_What needs to be done:_ The number of lines in the entries below holding the word "desc" is all that is needed here.

_Data under study:_
-.-.-
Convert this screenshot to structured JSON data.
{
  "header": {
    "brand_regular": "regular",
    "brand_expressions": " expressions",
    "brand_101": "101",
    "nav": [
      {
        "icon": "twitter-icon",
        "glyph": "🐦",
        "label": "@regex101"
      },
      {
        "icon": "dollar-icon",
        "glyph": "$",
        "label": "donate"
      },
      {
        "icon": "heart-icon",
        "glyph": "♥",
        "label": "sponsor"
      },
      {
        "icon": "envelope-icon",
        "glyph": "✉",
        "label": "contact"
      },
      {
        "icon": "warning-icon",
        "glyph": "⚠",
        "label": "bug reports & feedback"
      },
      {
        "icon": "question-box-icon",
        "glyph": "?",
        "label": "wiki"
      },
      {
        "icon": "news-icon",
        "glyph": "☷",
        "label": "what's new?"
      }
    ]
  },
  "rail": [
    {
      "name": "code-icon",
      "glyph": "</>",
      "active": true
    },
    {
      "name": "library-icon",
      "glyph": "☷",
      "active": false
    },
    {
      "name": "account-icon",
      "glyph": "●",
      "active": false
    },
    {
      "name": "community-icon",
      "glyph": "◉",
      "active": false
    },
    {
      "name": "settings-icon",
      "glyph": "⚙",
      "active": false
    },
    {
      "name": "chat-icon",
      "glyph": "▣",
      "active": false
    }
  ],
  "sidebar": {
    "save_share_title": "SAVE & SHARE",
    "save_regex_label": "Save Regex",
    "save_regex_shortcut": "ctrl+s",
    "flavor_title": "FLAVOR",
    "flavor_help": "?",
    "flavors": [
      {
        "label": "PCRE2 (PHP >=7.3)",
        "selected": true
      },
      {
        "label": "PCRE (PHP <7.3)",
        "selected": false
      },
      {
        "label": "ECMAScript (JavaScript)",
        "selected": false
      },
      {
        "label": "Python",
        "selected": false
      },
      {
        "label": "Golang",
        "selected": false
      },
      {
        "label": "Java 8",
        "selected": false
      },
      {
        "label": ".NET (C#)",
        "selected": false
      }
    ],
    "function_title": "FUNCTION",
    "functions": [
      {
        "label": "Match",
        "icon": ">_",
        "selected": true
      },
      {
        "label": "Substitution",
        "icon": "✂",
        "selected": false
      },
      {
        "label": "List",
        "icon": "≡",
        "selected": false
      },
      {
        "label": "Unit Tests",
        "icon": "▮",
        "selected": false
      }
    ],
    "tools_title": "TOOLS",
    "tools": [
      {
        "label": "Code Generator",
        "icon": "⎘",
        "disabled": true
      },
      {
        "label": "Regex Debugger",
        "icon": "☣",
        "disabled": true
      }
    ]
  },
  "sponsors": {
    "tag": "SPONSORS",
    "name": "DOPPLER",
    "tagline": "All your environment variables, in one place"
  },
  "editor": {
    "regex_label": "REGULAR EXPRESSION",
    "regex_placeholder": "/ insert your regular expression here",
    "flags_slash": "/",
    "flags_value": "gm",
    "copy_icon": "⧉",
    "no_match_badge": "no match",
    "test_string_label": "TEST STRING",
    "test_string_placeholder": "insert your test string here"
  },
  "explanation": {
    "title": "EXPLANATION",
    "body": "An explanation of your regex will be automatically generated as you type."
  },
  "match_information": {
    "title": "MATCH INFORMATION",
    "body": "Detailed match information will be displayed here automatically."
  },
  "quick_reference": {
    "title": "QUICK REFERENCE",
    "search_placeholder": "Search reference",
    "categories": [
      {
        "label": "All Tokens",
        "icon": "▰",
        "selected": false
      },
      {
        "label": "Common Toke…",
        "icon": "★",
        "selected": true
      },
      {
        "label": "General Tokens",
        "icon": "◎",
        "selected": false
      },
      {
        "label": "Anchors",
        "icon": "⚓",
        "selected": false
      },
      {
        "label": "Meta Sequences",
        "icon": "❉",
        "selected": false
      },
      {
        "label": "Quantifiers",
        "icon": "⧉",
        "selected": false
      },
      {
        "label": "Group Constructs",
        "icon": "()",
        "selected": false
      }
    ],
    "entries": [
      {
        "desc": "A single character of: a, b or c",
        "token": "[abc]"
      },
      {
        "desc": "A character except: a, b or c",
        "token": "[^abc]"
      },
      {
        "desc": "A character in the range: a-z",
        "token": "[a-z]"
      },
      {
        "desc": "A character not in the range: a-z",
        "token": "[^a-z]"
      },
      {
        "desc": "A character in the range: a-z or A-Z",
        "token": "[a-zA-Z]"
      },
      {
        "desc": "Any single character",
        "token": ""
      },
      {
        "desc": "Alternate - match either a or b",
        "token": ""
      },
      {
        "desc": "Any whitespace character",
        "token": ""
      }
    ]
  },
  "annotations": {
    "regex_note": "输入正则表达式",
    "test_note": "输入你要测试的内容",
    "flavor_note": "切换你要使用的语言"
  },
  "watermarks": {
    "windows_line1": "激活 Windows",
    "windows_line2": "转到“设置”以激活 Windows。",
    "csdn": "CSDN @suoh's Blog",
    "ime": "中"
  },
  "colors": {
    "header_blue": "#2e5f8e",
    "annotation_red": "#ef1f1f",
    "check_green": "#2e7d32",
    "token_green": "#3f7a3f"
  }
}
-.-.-
_Written solution:_ 8